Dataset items
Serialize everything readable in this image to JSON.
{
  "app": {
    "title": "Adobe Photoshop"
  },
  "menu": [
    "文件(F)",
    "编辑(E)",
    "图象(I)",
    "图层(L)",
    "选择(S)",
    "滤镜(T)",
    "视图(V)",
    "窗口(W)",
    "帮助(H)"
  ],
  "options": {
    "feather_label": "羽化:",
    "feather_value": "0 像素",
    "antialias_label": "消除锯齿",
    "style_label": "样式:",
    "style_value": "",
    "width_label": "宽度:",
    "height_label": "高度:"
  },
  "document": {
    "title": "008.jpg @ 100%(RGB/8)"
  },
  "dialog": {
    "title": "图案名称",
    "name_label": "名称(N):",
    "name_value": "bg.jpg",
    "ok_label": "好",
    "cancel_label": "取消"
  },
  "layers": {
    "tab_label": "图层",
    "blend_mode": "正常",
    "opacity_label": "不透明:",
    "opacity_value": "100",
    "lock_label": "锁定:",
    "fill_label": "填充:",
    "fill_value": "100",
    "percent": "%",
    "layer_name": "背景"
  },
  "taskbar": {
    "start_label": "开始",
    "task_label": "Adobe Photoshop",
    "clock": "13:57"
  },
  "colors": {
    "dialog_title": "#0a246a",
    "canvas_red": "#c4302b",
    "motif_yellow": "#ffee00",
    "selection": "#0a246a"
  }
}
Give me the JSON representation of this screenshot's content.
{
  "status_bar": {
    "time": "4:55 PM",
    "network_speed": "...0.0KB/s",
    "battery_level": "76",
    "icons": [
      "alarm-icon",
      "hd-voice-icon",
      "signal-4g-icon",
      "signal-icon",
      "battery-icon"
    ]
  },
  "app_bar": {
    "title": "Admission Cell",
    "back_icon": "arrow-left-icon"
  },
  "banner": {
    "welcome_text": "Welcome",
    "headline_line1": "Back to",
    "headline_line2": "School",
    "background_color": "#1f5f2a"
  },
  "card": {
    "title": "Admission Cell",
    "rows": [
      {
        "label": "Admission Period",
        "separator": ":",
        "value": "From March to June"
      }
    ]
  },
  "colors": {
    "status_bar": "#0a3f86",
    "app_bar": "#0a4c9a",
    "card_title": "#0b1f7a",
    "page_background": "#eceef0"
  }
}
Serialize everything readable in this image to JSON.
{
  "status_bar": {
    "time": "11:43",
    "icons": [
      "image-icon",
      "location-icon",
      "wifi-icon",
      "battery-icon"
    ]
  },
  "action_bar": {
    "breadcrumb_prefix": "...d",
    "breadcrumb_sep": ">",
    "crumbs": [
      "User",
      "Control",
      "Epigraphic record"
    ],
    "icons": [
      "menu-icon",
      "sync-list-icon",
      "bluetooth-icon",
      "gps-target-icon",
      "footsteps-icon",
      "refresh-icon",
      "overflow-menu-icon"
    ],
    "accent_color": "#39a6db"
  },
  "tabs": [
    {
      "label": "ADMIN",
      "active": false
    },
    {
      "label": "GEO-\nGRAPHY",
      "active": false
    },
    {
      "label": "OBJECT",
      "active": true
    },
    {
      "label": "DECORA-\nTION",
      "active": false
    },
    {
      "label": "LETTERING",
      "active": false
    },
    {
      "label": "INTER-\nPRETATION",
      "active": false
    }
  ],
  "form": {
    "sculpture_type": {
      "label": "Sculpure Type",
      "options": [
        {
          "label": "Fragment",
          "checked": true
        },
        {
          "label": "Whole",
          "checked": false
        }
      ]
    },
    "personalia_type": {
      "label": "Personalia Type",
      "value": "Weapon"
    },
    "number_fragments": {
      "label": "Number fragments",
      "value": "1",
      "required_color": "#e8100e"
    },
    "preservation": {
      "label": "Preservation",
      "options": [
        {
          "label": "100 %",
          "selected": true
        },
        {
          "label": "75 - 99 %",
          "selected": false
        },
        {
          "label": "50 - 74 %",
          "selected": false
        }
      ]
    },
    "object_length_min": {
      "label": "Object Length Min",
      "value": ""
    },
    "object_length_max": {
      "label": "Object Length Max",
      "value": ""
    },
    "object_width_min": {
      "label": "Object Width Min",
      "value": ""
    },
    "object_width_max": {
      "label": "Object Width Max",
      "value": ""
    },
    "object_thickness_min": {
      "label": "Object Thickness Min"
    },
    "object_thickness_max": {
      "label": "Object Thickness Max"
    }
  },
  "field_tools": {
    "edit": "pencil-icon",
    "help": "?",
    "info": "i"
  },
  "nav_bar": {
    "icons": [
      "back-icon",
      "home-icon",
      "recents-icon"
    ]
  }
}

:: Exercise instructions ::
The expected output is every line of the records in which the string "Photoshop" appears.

:: Exercise answer ::
    "title": "Adobe Photoshop"
    "task_label": "Adobe Photoshop",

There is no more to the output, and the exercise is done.